9.) "Hit The Road" - As a musician the blues/funk feel of this track made it one hell of a song and one of my favorites on the release!

10.) "There's A Knowing" - This track is nothing but cool!!!!!
11.) "Counts 77" - Vinnie double-tracked his rhythm guitar riff at the end of this intro section.  At the end of the musical intro Kelly counts the band in.  There was a rhythm arrangement change for the musical verse.  As soon as the rhythm change of the musical verse takes effect you can tell Deep Purple had an influence on the writing of this song.  The lyrical chorus had a huge hook attached to it.  There were a couple lead guitar licks connecting the first chorus with the second verse.  Vinnie's lead guitar solo was after the second chorus.  The choruses had very sweet hooks attached to them.

     First off, is Red Zone Rider a super group?  I guess that question could be debatable.  It all depends on how big of a classic rock and hard rock fan you are.  Therefore, I try to be realistic.  I know most general rock fans out there have no clue who Kelly Keeling, Vinnie Moore or Scot Coogan are.  However, I know who they are and I know you have one of the greatest songwriters in Kelly Keeling, one of the most underrated guitarist in Vinnie Moore and one hell of a drummer drummer Scot Coogan who has played with Nikki Sixx (Mötley Crüe), Ace Frehley (KISS) and Stephen Pearcy (Ratt).  This makes Red Zone Rider not only a super group however the ultimate super group.  The trio work so well together if you did not know this was their freshman release you could argue that they have been together for years.  One of the biggest reasons all these songs work so well is because there are absolutely no ego issues.  The other is just plain great musicianship! 
     Are the songs on this release the best songs Kelly has written in his twenty-four years in the music business?  Not by a long shot, however, the eleven tracks on this CD are some of the greatest songs he has ever sung!  I do not think I have ever heard him sound better!!  As for Vinnie, I have been a fan of his since 1988 when I heard his instrumental version of George Harrison's "While My Guitar Gently Weeps"  on his release titled, 'Time Odyssey' released the same year.  He is in his prime and his guitar work on this was some of the best, if not his best, I have ever heard him play!!!!  Kelly and Vinnie made Scot's job easy.  All he had to do was find the groove and stay in the pocket.  With that said, Scot is a better drummer than I feel most people give him credit. 

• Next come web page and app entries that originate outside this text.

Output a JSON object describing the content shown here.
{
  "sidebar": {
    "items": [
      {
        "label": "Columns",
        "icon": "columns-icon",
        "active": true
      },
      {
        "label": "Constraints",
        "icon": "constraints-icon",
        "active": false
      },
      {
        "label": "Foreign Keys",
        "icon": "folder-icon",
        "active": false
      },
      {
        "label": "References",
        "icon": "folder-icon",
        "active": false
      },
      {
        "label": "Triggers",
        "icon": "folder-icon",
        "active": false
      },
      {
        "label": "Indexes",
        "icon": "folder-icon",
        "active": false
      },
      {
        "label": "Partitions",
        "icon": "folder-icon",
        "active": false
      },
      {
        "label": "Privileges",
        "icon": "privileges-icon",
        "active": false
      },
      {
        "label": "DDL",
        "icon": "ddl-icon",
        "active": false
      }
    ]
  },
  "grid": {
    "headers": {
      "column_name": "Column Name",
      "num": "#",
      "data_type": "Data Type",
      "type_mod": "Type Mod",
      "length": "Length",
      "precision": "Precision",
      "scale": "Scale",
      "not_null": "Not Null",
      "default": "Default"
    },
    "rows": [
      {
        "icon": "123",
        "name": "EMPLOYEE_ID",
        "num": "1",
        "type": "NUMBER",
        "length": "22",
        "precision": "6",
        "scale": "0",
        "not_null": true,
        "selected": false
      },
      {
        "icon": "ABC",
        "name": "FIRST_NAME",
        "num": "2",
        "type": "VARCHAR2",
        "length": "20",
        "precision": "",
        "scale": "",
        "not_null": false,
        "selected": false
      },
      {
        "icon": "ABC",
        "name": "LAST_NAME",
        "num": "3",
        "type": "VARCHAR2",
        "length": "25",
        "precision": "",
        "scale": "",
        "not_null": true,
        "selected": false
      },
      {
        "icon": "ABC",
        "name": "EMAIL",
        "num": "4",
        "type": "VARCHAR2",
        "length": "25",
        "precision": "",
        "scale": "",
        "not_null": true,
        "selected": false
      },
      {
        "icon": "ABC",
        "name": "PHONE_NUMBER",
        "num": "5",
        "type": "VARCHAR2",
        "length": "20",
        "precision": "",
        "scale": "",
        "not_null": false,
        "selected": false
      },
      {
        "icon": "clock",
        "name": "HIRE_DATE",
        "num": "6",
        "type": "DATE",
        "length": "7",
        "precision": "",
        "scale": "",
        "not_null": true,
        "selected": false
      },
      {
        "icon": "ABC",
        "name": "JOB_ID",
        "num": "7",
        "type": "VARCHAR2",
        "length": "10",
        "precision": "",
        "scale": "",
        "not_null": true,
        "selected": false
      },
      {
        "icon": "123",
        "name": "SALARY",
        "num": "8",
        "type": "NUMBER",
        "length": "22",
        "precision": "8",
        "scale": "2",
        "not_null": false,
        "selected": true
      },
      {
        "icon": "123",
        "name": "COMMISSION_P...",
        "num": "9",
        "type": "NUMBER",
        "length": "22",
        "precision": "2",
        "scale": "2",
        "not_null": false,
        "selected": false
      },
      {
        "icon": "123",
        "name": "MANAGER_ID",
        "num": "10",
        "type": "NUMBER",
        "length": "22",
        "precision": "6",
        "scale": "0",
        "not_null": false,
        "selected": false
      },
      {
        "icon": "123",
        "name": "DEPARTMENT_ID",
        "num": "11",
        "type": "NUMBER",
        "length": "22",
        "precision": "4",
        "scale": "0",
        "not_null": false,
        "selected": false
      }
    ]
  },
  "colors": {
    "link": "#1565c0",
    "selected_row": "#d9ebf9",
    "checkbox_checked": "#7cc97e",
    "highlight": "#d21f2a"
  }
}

     There absolutely is not a bad song on the CD.  It is one of those releases you will be able to put in your CD player hit play and walk away listening to it from beginning to end.  I have no doubt this release will be on Blast Magazine's "Top Five CD's of the Year". This is an essential release for all rock and roll fans!